While a lot of marketing collateral has moved from printed to online, the business card remains a staple. Priceless when networking in the real world, an effective business card is also a must in branding. Yet they're often overlooked as a marketing tool. Sure, we can all bump our phones to get contact info, but just how memorable is your phone's contact list? I have a bowl of business cards that I've collected from contacts (the Rolex bit the dust long ago), and they feel like treasure.

Too often when I ask for someone's card they say, "Here it is, but it's not very good." They're embarrassed by their card. Employees may not have much choice in how their card looks, but if you're running a company or you're a consultant, you've got the freedom to create a really good one. And if you're proud of your cards, you're likely to use them more.


Rocanini business card


Want a card you can show off? Here are some tips:

Use a good card stock. The current trend is for a heavy card stock. Flimsy feels, well, flimsy – and somehow the weight of the card translates into how seriously you should be taken. Are you a business lightweight or heavyweight?

Use color wisely. It used to be that most cards were printed in 2-color (one Pantone color plus black). Minimalist cards with good design can look great in just one color. If you want full color, I prefer 4-color offset printing (vs. digital), but it can get expensive. A bleed is nice, too: A bleed is when the color extends to the very edge of the card. It can be an additional cost, but I like letting parts of artwork bleed off the edge, or flooding one or both sides of the card with a full bleed of color.

Have a designer create the card. A good designer will come up with unique concepts for that 3.5-inch x 2-inch dimension. They'll make the best use of white space, making it easy to read your name, title and contact information. A card shouldn't tell your whole story, so refrain from seeing side B as a space to fill with lots of text, or listing every goshdarn service you provide. And in the scheme of things, your company logo should be smaller rather than larger.

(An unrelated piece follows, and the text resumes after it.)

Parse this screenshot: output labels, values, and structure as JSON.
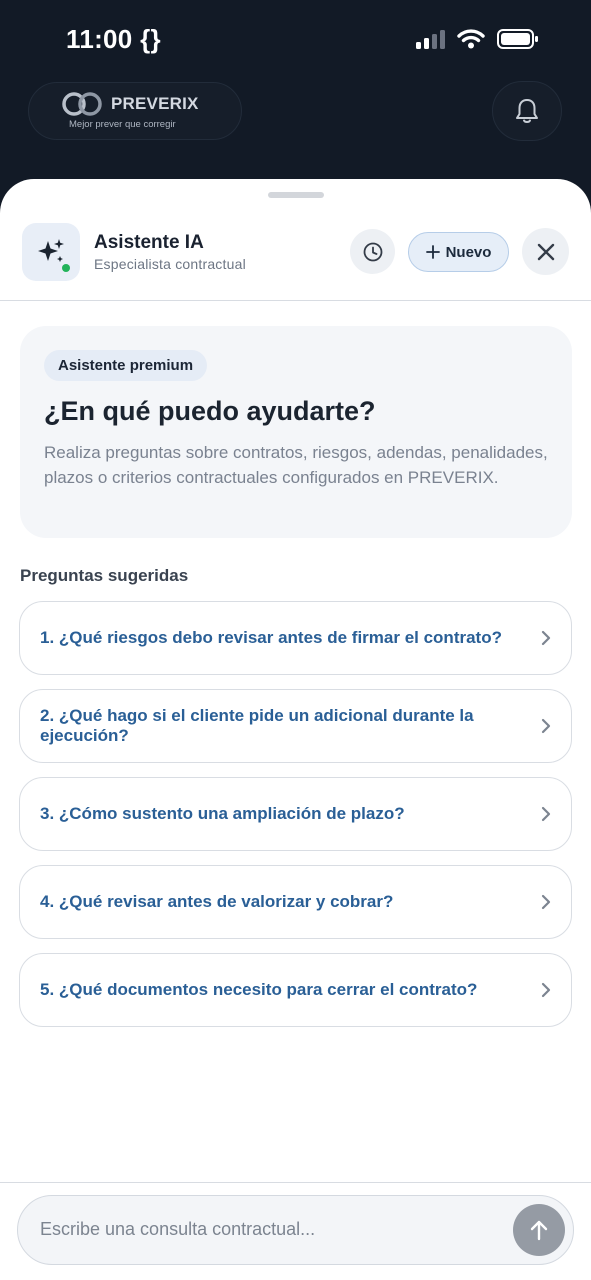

Use special print effects. Cool treatments like custom sizes, embossing, die cuts, fold-outs, stitching and so forth are usually reserved for the creative fields, like art, design and architecture – and of course printing. I love them all, but unless they're supported by a great design, they're an unnecessary expense. Have a look at some amazing cards with special effects at Designmodo.com.

. . . But don't get too quirky. This is your professional card, so keep the weirdness at home. A beautiful card can get away with being quirky. But an ugly card just can't. Another reason for good design.

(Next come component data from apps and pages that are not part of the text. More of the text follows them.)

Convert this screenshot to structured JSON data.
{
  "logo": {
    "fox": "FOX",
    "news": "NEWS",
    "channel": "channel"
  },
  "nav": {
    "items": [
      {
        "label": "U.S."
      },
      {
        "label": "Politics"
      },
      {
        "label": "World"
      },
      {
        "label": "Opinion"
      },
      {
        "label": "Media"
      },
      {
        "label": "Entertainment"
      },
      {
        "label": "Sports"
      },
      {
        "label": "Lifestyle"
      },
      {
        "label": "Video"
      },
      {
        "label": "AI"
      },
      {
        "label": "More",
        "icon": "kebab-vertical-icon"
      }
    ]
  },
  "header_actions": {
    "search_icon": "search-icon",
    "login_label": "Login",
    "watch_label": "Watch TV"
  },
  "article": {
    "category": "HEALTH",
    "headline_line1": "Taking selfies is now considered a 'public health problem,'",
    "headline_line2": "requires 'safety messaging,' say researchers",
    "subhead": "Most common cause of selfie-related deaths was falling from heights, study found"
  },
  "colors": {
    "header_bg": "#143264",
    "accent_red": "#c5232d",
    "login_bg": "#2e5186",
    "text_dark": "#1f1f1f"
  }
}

Don't be afraid of ordering high print quantities. Unless you think your contact information will be changing soon, buy a minimum of 250 and seriously consider 500 (per name). The price breaks between printing 250 and 500 are minimal. Remember, this is a marketing tool. The beauty of having lots of cards is that it will make you use them!

Don't stash your cards in a drawer; use them. Obviously, you'll use your card in a business or networking situation. But what about neighbors, friends, casual acquaintances? Someone expressing an interest in your business is the perfect opportunity to say, "Would you like my card?"

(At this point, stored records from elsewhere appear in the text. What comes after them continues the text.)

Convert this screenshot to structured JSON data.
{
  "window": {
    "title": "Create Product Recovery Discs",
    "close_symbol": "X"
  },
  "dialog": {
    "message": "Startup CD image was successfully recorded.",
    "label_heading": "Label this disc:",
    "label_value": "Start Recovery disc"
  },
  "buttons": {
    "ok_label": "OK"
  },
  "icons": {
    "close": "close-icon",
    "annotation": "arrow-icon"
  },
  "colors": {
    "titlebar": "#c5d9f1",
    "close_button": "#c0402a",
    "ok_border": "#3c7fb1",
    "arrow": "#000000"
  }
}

 Young Design business cards

Pinterest design

Cement bcards


Whitescope bcard

 

Photos: Designmodo.com, Young Design, and HowDesign.com